GOAL OF THE EXERCISE. Please copy every line of the records below that holds the word "align".

DATA SECTION.
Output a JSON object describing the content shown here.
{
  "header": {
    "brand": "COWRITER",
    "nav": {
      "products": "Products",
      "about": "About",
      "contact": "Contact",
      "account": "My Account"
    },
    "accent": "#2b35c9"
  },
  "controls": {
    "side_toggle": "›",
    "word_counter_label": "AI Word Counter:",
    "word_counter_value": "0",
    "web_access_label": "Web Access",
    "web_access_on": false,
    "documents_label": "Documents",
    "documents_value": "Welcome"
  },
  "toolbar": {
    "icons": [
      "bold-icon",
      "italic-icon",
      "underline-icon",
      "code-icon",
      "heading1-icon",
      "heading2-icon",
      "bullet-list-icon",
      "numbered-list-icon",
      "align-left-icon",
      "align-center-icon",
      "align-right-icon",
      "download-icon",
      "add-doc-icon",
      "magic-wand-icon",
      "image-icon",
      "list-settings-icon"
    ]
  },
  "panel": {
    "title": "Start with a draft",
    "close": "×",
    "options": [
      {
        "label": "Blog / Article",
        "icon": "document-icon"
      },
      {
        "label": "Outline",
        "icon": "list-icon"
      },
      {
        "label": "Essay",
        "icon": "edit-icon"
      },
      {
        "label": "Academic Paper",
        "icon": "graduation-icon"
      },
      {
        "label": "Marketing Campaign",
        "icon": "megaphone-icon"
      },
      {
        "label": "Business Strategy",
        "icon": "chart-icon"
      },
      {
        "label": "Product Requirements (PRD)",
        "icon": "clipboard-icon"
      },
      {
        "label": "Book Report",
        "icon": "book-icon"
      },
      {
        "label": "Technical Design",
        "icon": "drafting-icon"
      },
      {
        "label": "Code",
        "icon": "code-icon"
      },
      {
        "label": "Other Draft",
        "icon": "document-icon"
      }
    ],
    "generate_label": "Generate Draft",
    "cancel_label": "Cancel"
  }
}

TASK OUTPUT.
      "align-left-icon",
      "align-center-icon",
      "align-right-icon",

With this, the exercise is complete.